Glenn Pierce continued by saying that we need to think about the Phase 3 gene therapy results in context of other treatment options. For example, although extended half-life (EHL) and bispecific antibody products are available through the WFH Humanitarian Aid Program, there remains a huge gap to achieve Treatment for All. An analysis of the risk/benefit of gene therapy depends on the resources available for treatment. He went on to caution that although gene therapy has great benefits, research has been going on for 25 years and all AAV clinical trials to date have failed to achieve FDA approval—with only two exceptions. Despite all of this, however, Pierce said the potential is too great and we can’t give up.
When efficacy is unreliable, and safety issues arise, understanding how a product works is critical. Pierce says this is what is required for current AAVs in clinical trials, but it’s not happening because of the rush to the clinic with clinical trials that are a variation on a theme. Achieving consistency, reliability, durability through understanding AAV biology, he says, will open the door toward Treatment for All.
Pierce said he remains cautiously optimistic about gene therapy. He believes that it will revolutionize medical care by offering cures—not treatments—for all with bleeding disorders. Besides the current research challenges of gene therapy, there are still other hurdles. For example, how do we pay for treatment? Also, we need low burden therapies. There are several possible solutions. These include next generation AAV gene therapy; subcutaneously delivered, low frequency protein therapies; and new technologies, such as gene editing, non-viral delivery, etc.

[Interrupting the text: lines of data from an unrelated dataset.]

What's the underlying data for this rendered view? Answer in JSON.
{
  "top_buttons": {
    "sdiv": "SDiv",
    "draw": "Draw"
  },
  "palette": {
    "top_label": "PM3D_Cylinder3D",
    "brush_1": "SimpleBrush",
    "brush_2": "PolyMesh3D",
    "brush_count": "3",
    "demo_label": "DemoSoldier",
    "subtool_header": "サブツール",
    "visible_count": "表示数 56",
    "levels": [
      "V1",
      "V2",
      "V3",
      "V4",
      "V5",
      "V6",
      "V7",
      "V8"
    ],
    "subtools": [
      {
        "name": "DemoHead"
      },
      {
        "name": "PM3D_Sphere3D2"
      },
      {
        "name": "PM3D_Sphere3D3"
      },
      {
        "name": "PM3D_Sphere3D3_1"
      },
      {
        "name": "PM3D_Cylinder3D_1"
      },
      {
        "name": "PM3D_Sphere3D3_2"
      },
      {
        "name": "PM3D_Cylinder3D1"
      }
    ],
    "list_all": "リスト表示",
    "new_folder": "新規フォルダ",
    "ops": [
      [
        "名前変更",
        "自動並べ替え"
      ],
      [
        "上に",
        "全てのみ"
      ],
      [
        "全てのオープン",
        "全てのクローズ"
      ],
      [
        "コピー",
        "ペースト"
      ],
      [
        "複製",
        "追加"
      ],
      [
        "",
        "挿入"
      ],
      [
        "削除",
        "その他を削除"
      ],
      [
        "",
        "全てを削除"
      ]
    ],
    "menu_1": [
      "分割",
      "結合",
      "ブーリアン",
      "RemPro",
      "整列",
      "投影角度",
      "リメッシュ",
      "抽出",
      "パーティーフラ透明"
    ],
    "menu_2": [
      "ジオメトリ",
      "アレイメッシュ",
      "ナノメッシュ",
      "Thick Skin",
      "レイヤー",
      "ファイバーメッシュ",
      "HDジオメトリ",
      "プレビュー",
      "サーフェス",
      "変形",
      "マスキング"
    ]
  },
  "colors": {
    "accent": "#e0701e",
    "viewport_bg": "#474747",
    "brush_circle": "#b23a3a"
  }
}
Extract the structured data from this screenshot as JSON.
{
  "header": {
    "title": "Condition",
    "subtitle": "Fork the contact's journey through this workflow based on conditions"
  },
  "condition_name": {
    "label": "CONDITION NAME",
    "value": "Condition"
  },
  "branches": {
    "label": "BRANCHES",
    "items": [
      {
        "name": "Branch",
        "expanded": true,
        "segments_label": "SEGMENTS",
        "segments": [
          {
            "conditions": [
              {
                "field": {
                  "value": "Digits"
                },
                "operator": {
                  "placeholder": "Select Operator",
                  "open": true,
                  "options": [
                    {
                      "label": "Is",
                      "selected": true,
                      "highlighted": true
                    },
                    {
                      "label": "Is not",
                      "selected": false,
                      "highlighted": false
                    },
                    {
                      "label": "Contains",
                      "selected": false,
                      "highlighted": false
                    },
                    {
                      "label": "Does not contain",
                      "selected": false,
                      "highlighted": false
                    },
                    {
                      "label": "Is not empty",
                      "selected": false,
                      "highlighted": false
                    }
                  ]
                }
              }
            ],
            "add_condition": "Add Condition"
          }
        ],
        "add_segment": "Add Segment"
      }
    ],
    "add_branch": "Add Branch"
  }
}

Glenn Pierce concluded his plenary by saying that curative therapies for hemophilia A and B treatments are in different places. Also, people with von Willebrand disease (VWD), rare bleeding disorders (RBD), children, and women and girls with bleeding disorders (WGBD) are still only at the very early stages of care and research progress. Our collective futures, he said, depend on further success of next generation medicines, most likely genetic (DNA, RNA)-based and curative.